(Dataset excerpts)
· · ·

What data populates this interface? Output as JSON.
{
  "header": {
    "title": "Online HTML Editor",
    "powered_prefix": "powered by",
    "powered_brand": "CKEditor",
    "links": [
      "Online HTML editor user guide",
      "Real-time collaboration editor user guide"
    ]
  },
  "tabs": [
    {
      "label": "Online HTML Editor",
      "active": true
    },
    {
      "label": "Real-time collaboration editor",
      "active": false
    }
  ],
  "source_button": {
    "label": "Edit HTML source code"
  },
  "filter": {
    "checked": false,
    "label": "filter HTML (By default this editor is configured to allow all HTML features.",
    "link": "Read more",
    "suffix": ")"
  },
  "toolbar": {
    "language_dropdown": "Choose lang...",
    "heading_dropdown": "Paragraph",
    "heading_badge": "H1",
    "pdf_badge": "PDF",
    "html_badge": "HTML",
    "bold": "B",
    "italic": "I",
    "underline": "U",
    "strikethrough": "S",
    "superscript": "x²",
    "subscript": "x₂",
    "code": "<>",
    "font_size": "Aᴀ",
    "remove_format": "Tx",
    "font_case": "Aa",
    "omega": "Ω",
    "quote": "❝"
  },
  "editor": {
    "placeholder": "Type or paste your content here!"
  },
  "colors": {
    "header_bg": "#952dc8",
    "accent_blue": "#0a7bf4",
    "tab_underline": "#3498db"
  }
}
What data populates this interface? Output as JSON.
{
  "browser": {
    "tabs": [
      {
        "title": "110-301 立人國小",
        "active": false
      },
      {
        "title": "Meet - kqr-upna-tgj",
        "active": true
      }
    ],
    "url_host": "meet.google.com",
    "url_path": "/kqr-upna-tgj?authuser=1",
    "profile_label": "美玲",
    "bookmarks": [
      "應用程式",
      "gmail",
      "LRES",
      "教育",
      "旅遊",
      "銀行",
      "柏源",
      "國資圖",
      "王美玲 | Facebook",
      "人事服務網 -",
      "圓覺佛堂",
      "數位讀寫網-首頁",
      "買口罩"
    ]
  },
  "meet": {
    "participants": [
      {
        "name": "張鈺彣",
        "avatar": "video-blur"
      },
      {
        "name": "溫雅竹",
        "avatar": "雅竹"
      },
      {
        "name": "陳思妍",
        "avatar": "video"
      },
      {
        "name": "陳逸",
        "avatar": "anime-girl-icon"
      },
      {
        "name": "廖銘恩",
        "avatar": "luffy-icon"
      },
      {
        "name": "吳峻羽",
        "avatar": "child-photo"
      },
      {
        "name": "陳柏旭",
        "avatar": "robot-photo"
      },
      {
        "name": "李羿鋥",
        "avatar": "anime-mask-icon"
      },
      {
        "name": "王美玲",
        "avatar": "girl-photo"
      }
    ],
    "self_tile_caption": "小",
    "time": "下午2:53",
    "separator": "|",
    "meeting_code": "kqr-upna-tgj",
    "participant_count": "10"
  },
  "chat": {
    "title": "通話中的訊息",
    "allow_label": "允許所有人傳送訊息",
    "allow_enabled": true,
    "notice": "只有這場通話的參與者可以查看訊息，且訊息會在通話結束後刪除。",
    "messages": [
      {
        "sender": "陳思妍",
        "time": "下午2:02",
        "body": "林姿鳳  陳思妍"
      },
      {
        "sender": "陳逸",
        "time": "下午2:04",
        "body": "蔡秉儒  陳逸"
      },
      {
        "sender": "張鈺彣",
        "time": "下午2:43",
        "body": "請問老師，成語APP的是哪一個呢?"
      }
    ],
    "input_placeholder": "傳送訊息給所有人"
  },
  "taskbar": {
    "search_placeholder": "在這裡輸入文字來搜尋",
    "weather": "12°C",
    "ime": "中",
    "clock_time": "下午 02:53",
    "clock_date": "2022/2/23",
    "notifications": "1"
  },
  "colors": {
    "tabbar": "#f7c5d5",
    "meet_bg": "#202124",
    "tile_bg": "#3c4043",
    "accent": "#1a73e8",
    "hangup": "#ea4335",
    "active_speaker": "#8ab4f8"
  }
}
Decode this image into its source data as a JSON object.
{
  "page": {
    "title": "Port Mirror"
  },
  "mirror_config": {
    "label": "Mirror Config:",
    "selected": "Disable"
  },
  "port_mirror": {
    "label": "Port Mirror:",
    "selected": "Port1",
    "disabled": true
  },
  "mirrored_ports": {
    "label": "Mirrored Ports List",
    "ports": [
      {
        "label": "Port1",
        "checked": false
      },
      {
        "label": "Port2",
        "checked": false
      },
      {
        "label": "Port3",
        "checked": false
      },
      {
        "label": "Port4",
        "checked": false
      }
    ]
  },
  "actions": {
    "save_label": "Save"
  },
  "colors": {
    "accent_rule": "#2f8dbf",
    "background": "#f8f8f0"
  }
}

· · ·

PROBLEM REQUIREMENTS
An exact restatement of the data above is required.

YOUR SOLUTION
What data populates this interface? Output as JSON.
{
  "header": {
    "title": "Online HTML Editor",
    "powered_prefix": "powered by",
    "powered_brand": "CKEditor",
    "links": [
      "Online HTML editor user guide",
      "Real-time collaboration editor user guide"
    ]
  },
  "tabs": [
    {
      "label": "Online HTML Editor",
      "active": true
    },
    {
      "label": "Real-time collaboration editor",
      "active": false
    }
  ],
  "source_button": {
    "label": "Edit HTML source code"
  },
  "filter": {
    "checked": false,
    "label": "filter HTML (By default this editor is configured to allow all HTML features.",
    "link": "Read more",
    "suffix": ")"
  },
  "toolbar": {
    "language_dropdown": "Choose lang...",
    "heading_dropdown": "Paragraph",
    "heading_badge": "H1",
    "pdf_badge": "PDF",
    "html_badge": "HTML",
    "bold": "B",
    "italic": "I",
    "underline": "U",
    "strikethrough": "S",
    "superscript": "x²",
    "subscript": "x₂",
    "code": "<>",
    "font_size": "Aᴀ",
    "remove_format": "Tx",
    "font_case": "Aa",
    "omega": "Ω",
    "quote": "❝"
  },
  "editor": {
    "placeholder": "Type or paste your content here!"
  },
  "colors": {
    "header_bg": "#952dc8",
    "accent_blue": "#0a7bf4",
    "tab_underline": "#3498db"
  }
}
What data populates this interface? Output as JSON.
{
  "browser": {
    "tabs": [
      {
        "title": "110-301 立人國小",
        "active": false
      },
      {
        "title": "Meet - kqr-upna-tgj",
        "active": true
      }
    ],
    "url_host": "meet.google.com",
    "url_path": "/kqr-upna-tgj?authuser=1",
    "profile_label": "美玲",
    "bookmarks": [
      "應用程式",
      "gmail",
      "LRES",
      "教育",
      "旅遊",
      "銀行",
      "柏源",
      "國資圖",
      "王美玲 | Facebook",
      "人事服務網 -",
      "圓覺佛堂",
      "數位讀寫網-首頁",
      "買口罩"
    ]
  },
  "meet": {
    "participants": [
      {
        "name": "張鈺彣",
        "avatar": "video-blur"
      },
      {
        "name": "溫雅竹",
        "avatar": "雅竹"
      },
      {
        "name": "陳思妍",
        "avatar": "video"
      },
      {
        "name": "陳逸",
        "avatar": "anime-girl-icon"
      },
      {
        "name": "廖銘恩",
        "avatar": "luffy-icon"
      },
      {
        "name": "吳峻羽",
        "avatar": "child-photo"
      },
      {
        "name": "陳柏旭",
        "avatar": "robot-photo"
      },
      {
        "name": "李羿鋥",
        "avatar": "anime-mask-icon"
      },
      {
        "name": "王美玲",
        "avatar": "girl-photo"
      }
    ],
    "self_tile_caption": "小",
    "time": "下午2:53",
    "separator": "|",
    "meeting_code": "kqr-upna-tgj",
    "participant_count": "10"
  },
  "chat": {
    "title": "通話中的訊息",
    "allow_label": "允許所有人傳送訊息",
    "allow_enabled": true,
    "notice": "只有這場通話的參與者可以查看訊息，且訊息會在通話結束後刪除。",
    "messages": [
      {
        "sender": "陳思妍",
        "time": "下午2:02",
        "body": "林姿鳳  陳思妍"
      },
      {
        "sender": "陳逸",
        "time": "下午2:04",
        "body": "蔡秉儒  陳逸"
      },
      {
        "sender": "張鈺彣",
        "time": "下午2:43",
        "body": "請問老師，成語APP的是哪一個呢?"
      }
    ],
    "input_placeholder": "傳送訊息給所有人"
  },
  "taskbar": {
    "search_placeholder": "在這裡輸入文字來搜尋",
    "weather": "12°C",
    "ime": "中",
    "clock_time": "下午 02:53",
    "clock_date": "2022/2/23",
    "notifications": "1"
  },
  "colors": {
    "tabbar": "#f7c5d5",
    "meet_bg": "#202124",
    "tile_bg": "#3c4043",
    "accent": "#1a73e8",
    "hangup": "#ea4335",
    "active_speaker": "#8ab4f8"
  }
}
Decode this image into its source data as a JSON object.
{
  "page": {
    "title": "Port Mirror"
  },
  "mirror_config": {
    "label": "Mirror Config:",
    "selected": "Disable"
  },
  "port_mirror": {
    "label": "Port Mirror:",
    "selected": "Port1",
    "disabled": true
  },
  "mirrored_ports": {
    "label": "Mirrored Ports List",
    "ports": [
      {
        "label": "Port1",
        "checked": false
      },
      {
        "label": "Port2",
        "checked": false
      },
      {
        "label": "Port3",
        "checked": false
      },
      {
        "label": "Port4",
        "checked": false
      }
    ]
  },
  "actions": {
    "save_label": "Save"
  },
  "colors": {
    "accent_rule": "#2f8dbf",
    "background": "#f8f8f0"
  }
}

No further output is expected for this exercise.